Chet was my rock; he stayed with me until I slept. When I awoke he was there still, holding my hand, petting my hair, just silently being there while I, once again, came to grips with the idea that I would be leaving the hospital without my baby boy. I’m sure that I was selfish, at least I don’t remember inquiring about how he was doing, and that was bad of me. I regret that I wasn’t more solicitous of his needs at the time.

I'll add more to this later.

Monday, March 21, 2011

Wow, what is with this?

I'm just amazed at the way people assume that tipping servers is a MUST-do rather than a gratuity for excellent service.
I worked for more than 15 years (1975-1995) in service industry jobs, from waiting tables and bar tending to prepping food. There were many times that I left at night with $30-40 but most nights I left with more, sometimes much more. My policy is always based on service, if you want my tip (and it IS a gratuity not a right,) I expect good service.
What is good service? My coffee cup is kept full. If we are having drinks I expect to see you before my glass is empty. I don't have to ask for things more than once. My server comes back and checks at least once before our meal is served and a couple of times after we've been served. My bill should be on the table BEFORE we are finished eating (you can always add to it if we decide on desert.) If these things don't happen then it's not good service.
If I don't leave a tip, at least a small one, then you haven't earned it. Check your behavior, snotty attitude, poor service (and/or all of the above.)
If I thought it would be worth my effort of course I could track down the manager however, in my experience, they generally know who their poor servers are and my informing them of it won't change a thing.
I know some very good servers, in modest businesses, who earn more money than I do, and they work their butts off to get it, and more power to them.
As for the increase in the % it's a "guideline" and I choose to use it as a such. I generally tip 10-15% for excellent service and I reduce the tip as the meal goes on, although I have been known to leave more, if the service warrants it.

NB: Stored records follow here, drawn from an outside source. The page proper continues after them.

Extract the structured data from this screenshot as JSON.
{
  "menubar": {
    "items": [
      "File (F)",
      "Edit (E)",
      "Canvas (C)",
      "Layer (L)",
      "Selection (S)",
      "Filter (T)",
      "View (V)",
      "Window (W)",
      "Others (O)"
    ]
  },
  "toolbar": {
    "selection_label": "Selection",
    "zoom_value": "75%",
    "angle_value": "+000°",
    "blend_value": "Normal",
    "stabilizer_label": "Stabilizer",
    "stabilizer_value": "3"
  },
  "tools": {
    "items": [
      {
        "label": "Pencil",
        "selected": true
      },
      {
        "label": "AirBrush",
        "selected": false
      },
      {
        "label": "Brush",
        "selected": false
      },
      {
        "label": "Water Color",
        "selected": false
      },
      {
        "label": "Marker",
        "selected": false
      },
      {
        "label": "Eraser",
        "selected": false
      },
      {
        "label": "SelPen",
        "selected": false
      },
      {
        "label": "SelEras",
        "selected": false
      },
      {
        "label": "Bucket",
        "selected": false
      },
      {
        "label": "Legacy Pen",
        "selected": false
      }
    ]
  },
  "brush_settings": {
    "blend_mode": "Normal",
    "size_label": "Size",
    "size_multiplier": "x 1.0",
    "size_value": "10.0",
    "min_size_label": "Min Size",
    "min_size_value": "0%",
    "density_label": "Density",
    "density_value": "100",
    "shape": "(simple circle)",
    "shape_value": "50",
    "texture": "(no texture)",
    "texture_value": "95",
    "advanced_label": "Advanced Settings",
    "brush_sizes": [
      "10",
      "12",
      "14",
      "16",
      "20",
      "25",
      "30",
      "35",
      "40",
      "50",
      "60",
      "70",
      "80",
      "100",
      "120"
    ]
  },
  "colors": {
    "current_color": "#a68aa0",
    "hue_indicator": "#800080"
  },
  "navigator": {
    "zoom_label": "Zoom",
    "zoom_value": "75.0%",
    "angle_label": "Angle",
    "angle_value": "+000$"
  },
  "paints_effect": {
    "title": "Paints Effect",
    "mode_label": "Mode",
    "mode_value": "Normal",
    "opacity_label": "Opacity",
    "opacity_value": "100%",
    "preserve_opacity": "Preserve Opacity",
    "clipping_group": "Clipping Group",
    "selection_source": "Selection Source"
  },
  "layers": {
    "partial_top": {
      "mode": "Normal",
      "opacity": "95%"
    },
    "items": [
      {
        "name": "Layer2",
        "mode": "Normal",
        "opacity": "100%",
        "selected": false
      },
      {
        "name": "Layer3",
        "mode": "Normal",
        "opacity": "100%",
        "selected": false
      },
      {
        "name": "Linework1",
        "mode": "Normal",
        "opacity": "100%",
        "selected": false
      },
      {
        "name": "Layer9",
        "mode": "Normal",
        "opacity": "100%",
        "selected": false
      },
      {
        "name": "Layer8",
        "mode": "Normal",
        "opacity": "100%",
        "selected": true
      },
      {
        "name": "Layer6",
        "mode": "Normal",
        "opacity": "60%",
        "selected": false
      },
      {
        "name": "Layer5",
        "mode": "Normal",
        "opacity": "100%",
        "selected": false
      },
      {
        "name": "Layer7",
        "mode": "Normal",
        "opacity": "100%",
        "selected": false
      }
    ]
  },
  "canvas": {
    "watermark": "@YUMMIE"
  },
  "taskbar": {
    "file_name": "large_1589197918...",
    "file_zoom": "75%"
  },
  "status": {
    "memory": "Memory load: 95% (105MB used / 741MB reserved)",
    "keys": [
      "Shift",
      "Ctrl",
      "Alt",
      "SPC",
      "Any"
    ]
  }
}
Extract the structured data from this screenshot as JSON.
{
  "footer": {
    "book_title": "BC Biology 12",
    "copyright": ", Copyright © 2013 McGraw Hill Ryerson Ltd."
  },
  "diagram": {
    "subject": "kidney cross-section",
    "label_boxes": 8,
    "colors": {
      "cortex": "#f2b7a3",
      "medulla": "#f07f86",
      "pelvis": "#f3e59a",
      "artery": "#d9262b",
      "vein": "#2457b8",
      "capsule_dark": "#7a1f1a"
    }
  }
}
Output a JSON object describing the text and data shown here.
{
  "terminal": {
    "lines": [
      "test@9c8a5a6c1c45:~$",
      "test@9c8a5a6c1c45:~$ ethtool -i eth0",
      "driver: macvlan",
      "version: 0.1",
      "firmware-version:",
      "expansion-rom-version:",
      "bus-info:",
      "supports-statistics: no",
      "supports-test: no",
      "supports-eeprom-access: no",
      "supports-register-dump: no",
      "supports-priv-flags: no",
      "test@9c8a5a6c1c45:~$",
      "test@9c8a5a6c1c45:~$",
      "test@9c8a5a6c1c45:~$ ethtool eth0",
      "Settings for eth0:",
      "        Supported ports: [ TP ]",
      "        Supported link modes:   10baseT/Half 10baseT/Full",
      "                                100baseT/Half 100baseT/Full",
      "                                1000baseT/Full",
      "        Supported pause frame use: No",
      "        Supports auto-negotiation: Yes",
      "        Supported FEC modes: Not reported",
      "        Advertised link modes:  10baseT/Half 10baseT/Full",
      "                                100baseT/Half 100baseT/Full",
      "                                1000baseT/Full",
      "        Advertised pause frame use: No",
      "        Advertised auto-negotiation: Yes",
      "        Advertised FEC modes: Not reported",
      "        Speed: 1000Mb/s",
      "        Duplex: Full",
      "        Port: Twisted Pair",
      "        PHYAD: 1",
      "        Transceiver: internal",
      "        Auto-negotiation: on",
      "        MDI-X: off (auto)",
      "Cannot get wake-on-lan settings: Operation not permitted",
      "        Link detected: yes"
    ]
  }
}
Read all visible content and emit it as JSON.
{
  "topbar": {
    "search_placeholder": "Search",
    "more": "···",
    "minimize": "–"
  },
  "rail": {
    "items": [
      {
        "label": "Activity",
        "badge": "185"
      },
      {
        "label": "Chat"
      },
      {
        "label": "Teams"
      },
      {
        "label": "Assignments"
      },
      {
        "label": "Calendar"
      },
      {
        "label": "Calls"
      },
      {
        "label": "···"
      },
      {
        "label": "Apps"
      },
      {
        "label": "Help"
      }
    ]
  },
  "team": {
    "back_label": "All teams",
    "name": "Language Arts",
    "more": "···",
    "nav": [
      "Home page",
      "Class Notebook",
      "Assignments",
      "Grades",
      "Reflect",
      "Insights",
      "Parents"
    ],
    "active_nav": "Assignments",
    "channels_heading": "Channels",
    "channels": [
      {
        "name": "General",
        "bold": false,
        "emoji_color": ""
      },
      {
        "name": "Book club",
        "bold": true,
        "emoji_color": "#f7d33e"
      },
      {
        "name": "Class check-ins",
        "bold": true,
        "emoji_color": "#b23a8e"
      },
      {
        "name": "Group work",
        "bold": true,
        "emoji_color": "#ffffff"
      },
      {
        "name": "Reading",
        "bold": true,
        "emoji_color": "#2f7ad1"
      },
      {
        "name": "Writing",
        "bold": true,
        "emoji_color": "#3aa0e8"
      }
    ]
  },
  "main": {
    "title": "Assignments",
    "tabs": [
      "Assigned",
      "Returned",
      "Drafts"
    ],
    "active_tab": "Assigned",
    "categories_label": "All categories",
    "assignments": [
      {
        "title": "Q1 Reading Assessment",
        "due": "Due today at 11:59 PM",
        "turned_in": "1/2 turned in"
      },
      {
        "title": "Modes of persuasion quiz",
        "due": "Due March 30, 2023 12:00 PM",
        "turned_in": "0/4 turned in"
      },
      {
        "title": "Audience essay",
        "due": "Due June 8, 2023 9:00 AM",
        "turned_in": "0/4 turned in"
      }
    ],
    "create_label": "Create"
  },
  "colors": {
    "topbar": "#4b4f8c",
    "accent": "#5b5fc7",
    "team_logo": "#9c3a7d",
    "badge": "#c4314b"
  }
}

Sunday, October 24, 2010

I remember when...

I remember when I was growing up we had to drive for hours to visit our grandparents, aunts, uncles, and cousins. I remember going to stay with a different set of cousins, for vacations from the time that I was about 10. I don't know, because I never asked, why these little trips occurred, but I do remember enjoying them immensely. What awesome adventures we had, my brother, sisters and I.

One summer we went to visit my cousins, who lived on a farm. We tended gardens, slopped the pigs, fed the chickens and gathered eggs. We entertained ourselves playing in the duck pond, chasing each other around the farm and climbing in the barn to check out the new kittens, swing on the rope and land in the hay at the bottom. Wonderful rites of passage that we would have missed, if it weren't for our "country" cousins.

This may be one of the many reasons that we, my husband and I, chose to live in the country to raise our children. The adventures that we had as children, the trust we had in our community, knowing who was around, who we could count on and who to avoid. Small towns are the best for growing up, and growing old, truth be known.

I remember sending our eldest daughter to visit her aunt and uncle (who lived in a big city) for a week or so, so that she could experience her own adventure. It worked so well that she asked to go visit another aunt and we worked that out too. It's hard to explain the feelings that we experienced, watching her walk through the airport gate to get onto the airplane. A bit of pride, some terror, some envy and sadness that our little girl was growing up. She was heading out, away from our watchful eyes and this was just the first time she would walk away. Sometimes the most difficult part of being a parent is watching your child grow up and away from you.